One would imagine that the foil wrapping would catch the excess, and it does, but not when you are driving and there is no flat surface to be had. I would recommend the Lewd Chicken Taco for folks who want a fresh spicy experience, but you might want to wait until you find a tabletop to eat the thing on.

White Label: A Review

Here it is, finally: a review of Mountain Dew White Label. This comes as the companion to my personal fave, Mountain Dew Black Label. It’s advertised as being “crafted” (whatever that means) for a soft beverage. Frankly, I’m already impressed that they took more time on this line rather than having the same variants of corn syrup, not that there’s an issue with said corn syrup beverages. 

The can is white and bears a matte finish as well as the same design as Black Label, but in silver on white. I like the cohesive design.

White Label is billed as “mysteriously exotic” as opposed to “deeper” and “darker”. I wouldn’t have opted for that tagline, but I’m not working for the Mountain Dew people. Also, I got my fix at my alma mater. You won’t be seeing this on shelves til the second quarter of this year, or thereabouts. 
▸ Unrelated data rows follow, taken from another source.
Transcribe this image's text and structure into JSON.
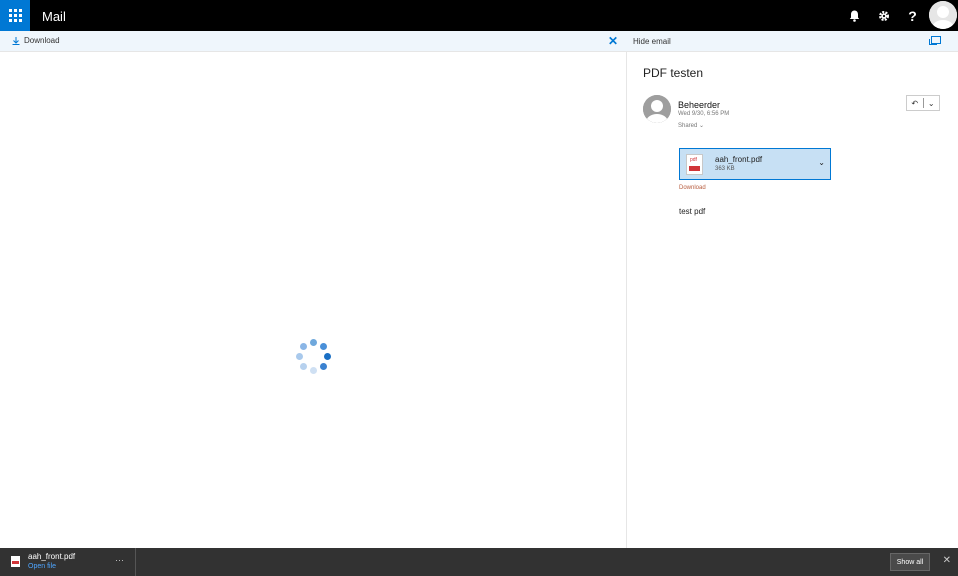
{
  "header": {
    "app_title": "Mail",
    "icons": [
      "app-launcher-icon",
      "bell-icon",
      "gear-icon",
      "help-icon",
      "user-avatar"
    ],
    "help_glyph": "?"
  },
  "commandbar": {
    "download_label": "Download",
    "close_glyph": "✕",
    "hide_email_label": "Hide email"
  },
  "email": {
    "subject": "PDF testen",
    "sender": "Beheerder",
    "date": "Wed 9/30, 6:56 PM",
    "shared": "Shared",
    "attachment": {
      "name": "aah_front.pdf",
      "size": "363 KB",
      "type_tag": "pdf",
      "download_label": "Download"
    },
    "body": "test pdf"
  },
  "download_bar": {
    "file_name": "aah_front.pdf",
    "open_label": "Open file",
    "more_glyph": "···",
    "show_all_label": "Show all",
    "close_glyph": "✕"
  },
  "colors": {
    "accent": "#0078d4",
    "topbar": "#000000",
    "download_bar": "#323232",
    "attachment_bg": "#c7e0f4"
  }
}
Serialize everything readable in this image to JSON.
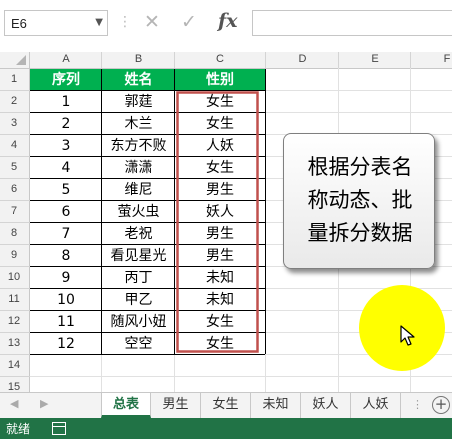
{
  "formula_bar": {
    "name_box": "E6",
    "name_box_dropdown_icon": "chevron-down-icon",
    "cancel_icon": "close-icon",
    "enter_icon": "check-icon",
    "fx_label": "fx",
    "formula_value": ""
  },
  "columns": [
    "A",
    "B",
    "C",
    "D",
    "E",
    "F"
  ],
  "rows": [
    "1",
    "2",
    "3",
    "4",
    "5",
    "6",
    "7",
    "8",
    "9",
    "10",
    "11",
    "12",
    "13",
    "14",
    "15"
  ],
  "table": {
    "headers": [
      "序列",
      "姓名",
      "性别"
    ],
    "header_color": "#00b050",
    "rows": [
      [
        "1",
        "郭莛",
        "女生"
      ],
      [
        "2",
        "木兰",
        "女生"
      ],
      [
        "3",
        "东方不败",
        "人妖"
      ],
      [
        "4",
        "潇潇",
        "女生"
      ],
      [
        "5",
        "维尼",
        "男生"
      ],
      [
        "6",
        "萤火虫",
        "妖人"
      ],
      [
        "7",
        "老祝",
        "男生"
      ],
      [
        "8",
        "看见星光",
        "男生"
      ],
      [
        "9",
        "丙丁",
        "未知"
      ],
      [
        "10",
        "甲乙",
        "未知"
      ],
      [
        "11",
        "随风小妞",
        "女生"
      ],
      [
        "12",
        "空空",
        "女生"
      ]
    ],
    "selection_border_color": "#c0504d"
  },
  "shape_button": {
    "lines": [
      "根据分表名",
      "称动态、批",
      "量拆分数据"
    ]
  },
  "yellow_circle_color": "#ffff00",
  "sheet_tabs": [
    "总表",
    "男生",
    "女生",
    "未知",
    "妖人",
    "人妖"
  ],
  "active_tab": "总表",
  "status_bar": {
    "text": "就绪",
    "color": "#217346"
  }
}
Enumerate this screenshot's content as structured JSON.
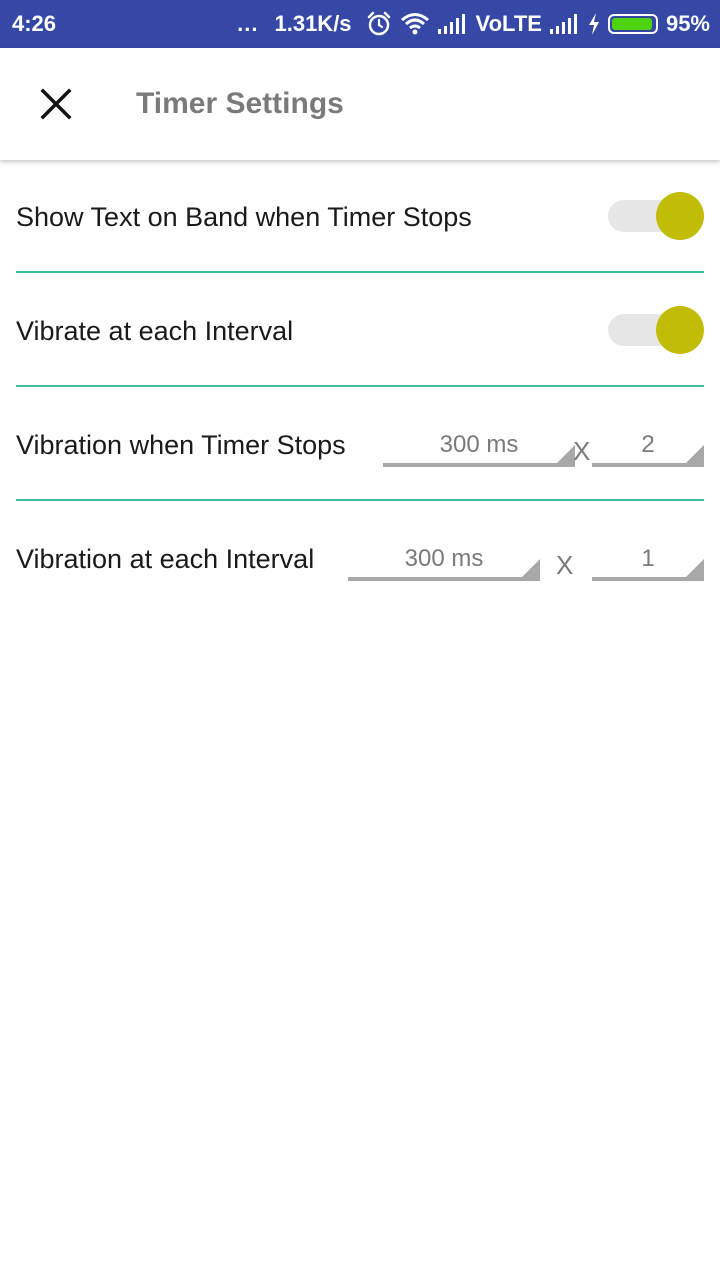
{
  "status_bar": {
    "time": "4:26",
    "dots": "...",
    "network_speed": "1.31K/s",
    "network_type": "VoLTE",
    "battery_percent": "95%",
    "battery_level": 0.95,
    "icons": [
      "alarm-icon",
      "wifi-icon",
      "signal-icon",
      "charging-icon",
      "battery-icon"
    ]
  },
  "app_bar": {
    "title": "Timer Settings",
    "close_icon": "close-icon"
  },
  "settings": {
    "show_text": {
      "label": "Show Text on Band when Timer Stops",
      "enabled": true
    },
    "vibrate_interval": {
      "label": "Vibrate at each Interval",
      "enabled": true
    },
    "vibration_stop": {
      "label": "Vibration when Timer Stops",
      "duration": "300 ms",
      "times_symbol": "X",
      "count": "2"
    },
    "vibration_interval": {
      "label": "Vibration at each Interval",
      "duration": "300 ms",
      "times_symbol": "X",
      "count": "1"
    }
  },
  "colors": {
    "status_bar": "#3548a5",
    "accent": "#c1bd06",
    "divider": "#3dbf9e",
    "title_text": "#7a7a7a"
  }
}
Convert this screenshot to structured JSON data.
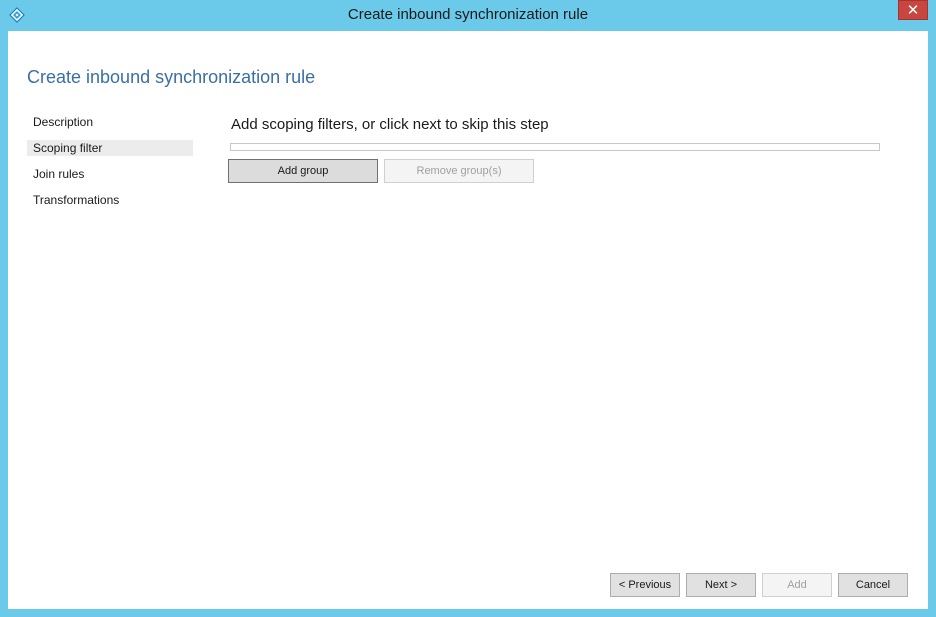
{
  "window": {
    "title": "Create inbound synchronization rule",
    "close_label": "✕",
    "icon": "sync-service-diamond-icon"
  },
  "page": {
    "heading": "Create inbound synchronization rule"
  },
  "nav": {
    "items": [
      {
        "label": "Description",
        "selected": false
      },
      {
        "label": "Scoping filter",
        "selected": true
      },
      {
        "label": "Join rules",
        "selected": false
      },
      {
        "label": "Transformations",
        "selected": false
      }
    ]
  },
  "main": {
    "step_title": "Add scoping filters, or click next to skip this step",
    "add_group_label": "Add group",
    "remove_group_label": "Remove group(s)"
  },
  "footer": {
    "previous_label": "< Previous",
    "next_label": "Next >",
    "add_label": "Add",
    "cancel_label": "Cancel"
  },
  "colors": {
    "frame": "#6bc9ea",
    "heading": "#3a6fa5",
    "close": "#c7463f"
  }
}
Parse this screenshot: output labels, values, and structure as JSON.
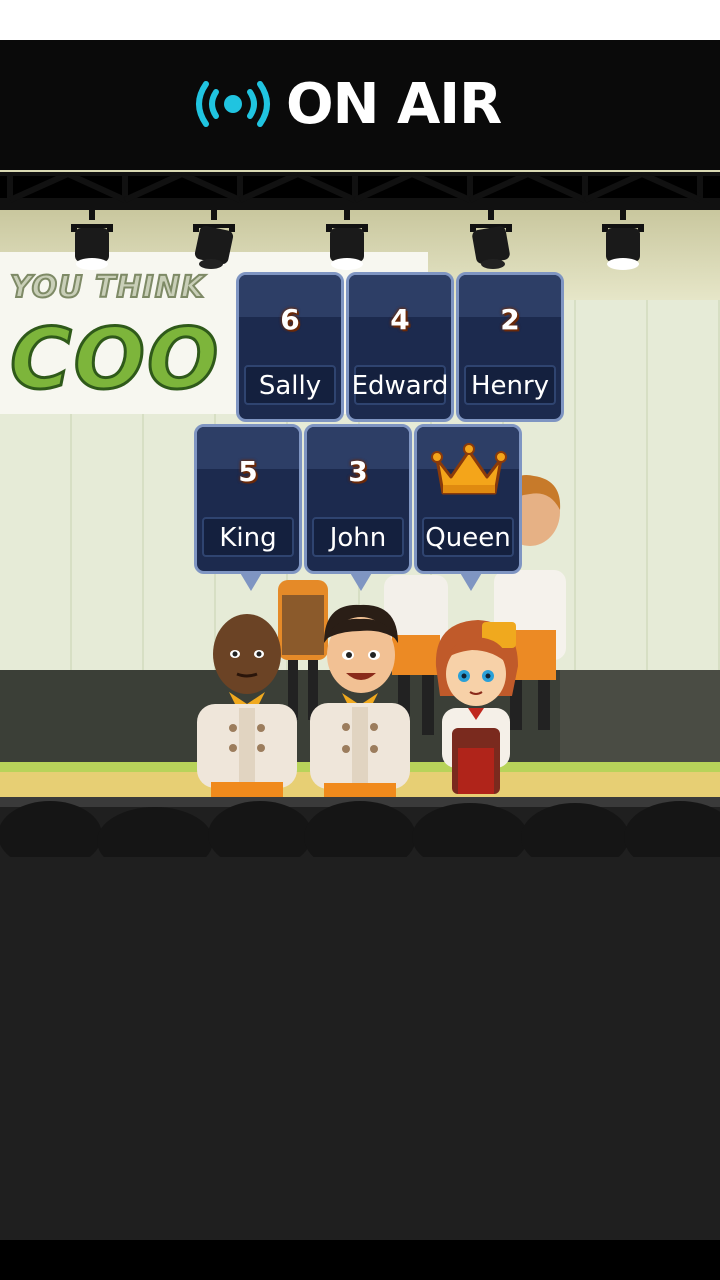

For the taste of the stuff, it is exactly what it says it is: tropical citrus. The top is pineapple with a grapefruit finish. Like Black Label, White feels heavier in the mouth than something like Sprite but is leaner than normal Mountain Dew products. 

The coloring is white, like salt water solution. 

I think this is a very good addition to Mountain Dew’s product line, and is an appropriate follow-up to Black Label. If you want to purchase some, though, that may be a whole different task. It is worth the trip.